Voter turnout of the 2020 New Jersey primary election is at 24%, according to preliminary numbers obtained from the New Jersey Division of Elections.
That means turnout will exceed the 2016 primary and is the second highest voter turnout in state primary election history. Not all counties have issued final vote totals and these numbers could change.
Election officials issued 3,751,489 ballots for the July 7 primary election – a number close to the combined totals of registered Democrats and Republicans in the state.
So far, 1,286,353 of those ballots have been reported as returned and cast in a primary that was conducted almost entirely through vote-by-mail ballots. Lightly more than 1/3 of New Jersey voters (35%) who received a ballot voted in the primary election.
A total of 27,627 ballots statewide were rejected for indeterminate deficiencies – about 2% of the total cast.
An additional 166,183 votes were cast through provisional paper ballots.
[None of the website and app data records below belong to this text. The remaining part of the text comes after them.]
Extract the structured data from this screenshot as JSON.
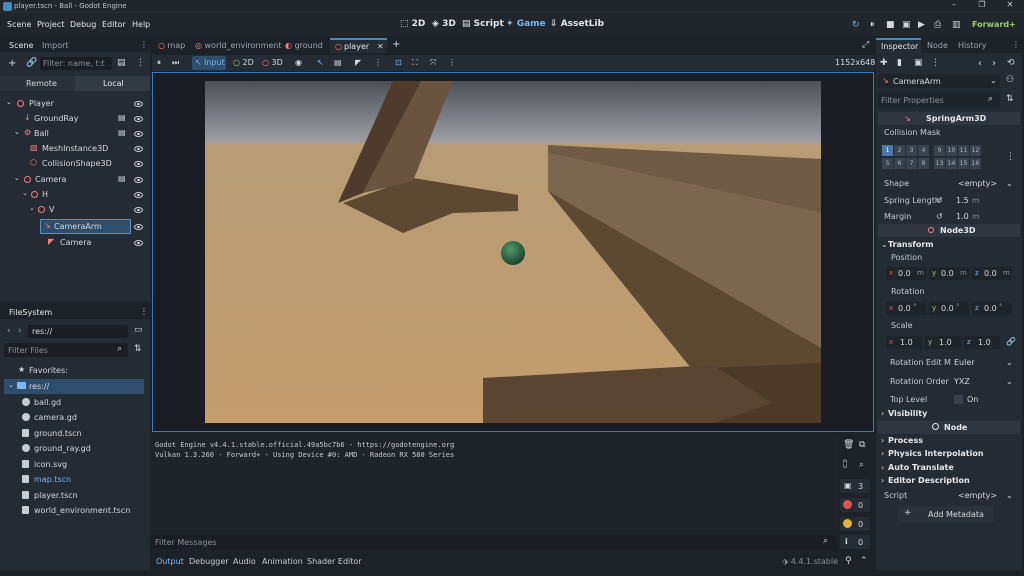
{
  "window": {
    "title": "player.tscn - Ball - Godot Engine"
  },
  "menu": {
    "items": [
      "Scene",
      "Project",
      "Debug",
      "Editor",
      "Help"
    ]
  },
  "modes": {
    "m2d": "2D",
    "m3d": "3D",
    "script": "Script",
    "game": "Game",
    "assetlib": "AssetLib"
  },
  "renderer": "Forward+",
  "scene_dock": {
    "tabs": [
      "Scene",
      "Import"
    ],
    "filter_placeholder": "Filter: name, t:t",
    "remote": "Remote",
    "local": "Local",
    "nodes": [
      "Player",
      "GroundRay",
      "Ball",
      "MeshInstance3D",
      "CollisionShape3D",
      "Camera",
      "H",
      "V",
      "CameraArm",
      "Camera"
    ]
  },
  "filesystem": {
    "title": "FileSystem",
    "path": "res://",
    "filter_placeholder": "Filter Files",
    "favorites": "Favorites:",
    "root": "res://",
    "files": [
      "ball.gd",
      "camera.gd",
      "ground.tscn",
      "ground_ray.gd",
      "icon.svg",
      "map.tscn",
      "player.tscn",
      "world_environment.tscn"
    ]
  },
  "editor_tabs": [
    "map",
    "world_environment",
    "ground",
    "player"
  ],
  "game_toolbar": {
    "input": "Input",
    "d2": "2D",
    "d3": "3D",
    "resolution": "1152x648"
  },
  "console": {
    "lines": [
      "Godot Engine v4.4.1.stable.official.49a5bc7b6 - https://godotengine.org",
      "Vulkan 1.3.260 - Forward+ - Using Device #0: AMD - Radeon RX 580 Series"
    ],
    "filter_placeholder": "Filter Messages",
    "counts": [
      "3",
      "0",
      "0",
      "0"
    ]
  },
  "bottom_tabs": [
    "Output",
    "Debugger",
    "Audio",
    "Animation",
    "Shader Editor"
  ],
  "version": "4.4.1.stable",
  "inspector": {
    "tabs": [
      "Inspector",
      "Node",
      "History"
    ],
    "object": "CameraArm",
    "filter_placeholder": "Filter Properties",
    "class_header": "SpringArm3D",
    "collision_mask": "Collision Mask",
    "layers": [
      "1",
      "2",
      "3",
      "4",
      "9",
      "10",
      "11",
      "12",
      "5",
      "6",
      "7",
      "8",
      "13",
      "14",
      "15",
      "16"
    ],
    "shape_label": "Shape",
    "shape_value": "<empty>",
    "spring_length_label": "Spring Length",
    "spring_length_value": "1.5",
    "unit_m": "m",
    "margin_label": "Margin",
    "margin_value": "1.0",
    "node3d_header": "Node3D",
    "transform": "Transform",
    "position": "Position",
    "rotation": "Rotation",
    "scale": "Scale",
    "x": "x",
    "y": "y",
    "z": "z",
    "pos_values": [
      "0.0",
      "0.0",
      "0.0"
    ],
    "rot_values": [
      "0.0",
      "0.0",
      "0.0"
    ],
    "deg": "°",
    "scale_values": [
      "1.0",
      "1.0",
      "1.0"
    ],
    "rotation_edit_label": "Rotation Edit M",
    "rotation_edit_value": "Euler",
    "rotation_order_label": "Rotation Order",
    "rotation_order_value": "YXZ",
    "top_level_label": "Top Level",
    "top_level_value": "On",
    "visibility": "Visibility",
    "node_header": "Node",
    "process": "Process",
    "physics_interp": "Physics Interpolation",
    "auto_translate": "Auto Translate",
    "editor_description": "Editor Description",
    "script_label": "Script",
    "script_value": "<empty>",
    "add_metadata": "Add Metadata"
  },
  "colors": {
    "accent": "#478cbf",
    "node3d": "#fc7f7f",
    "bg": "#1d2229",
    "panel": "#252b33"
  }
}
Of those, 4,197 – about 2% – were rejected by county election boards.
The provisional ballots bring the total voter turnout so far to 1,480,163 ballots cast and 1,452,536 ballots counted.
To be clear, 39% of New Jerseyans registered as Democrats or Republicans voted in the July 7 primary; the total was 38% without rejected ballots.
These totals also do not reflect an undetermined number of machine votes that were cast by voters requiring special assistance.
Several counties have still not certified their primary results.
Only four other primary elections have attracted more than one million votes: 1,714,808 in 2008, when New Jersey held a March presidential primary on Super Tuesday; 1,388,669 in 2016; 1,065,063 in 1981, when both parties had spirited gubernatorial primaries without any organization lines; 1,013,219 and in 1984, when the race for the Democratic presidential nomination between Walter Mondale and Gary Hart went until June.
Editor’s note: an earlier version of this story misstated the percentage of rejected provisional ballots. It is about 2.5%. The author will return to using a calculator.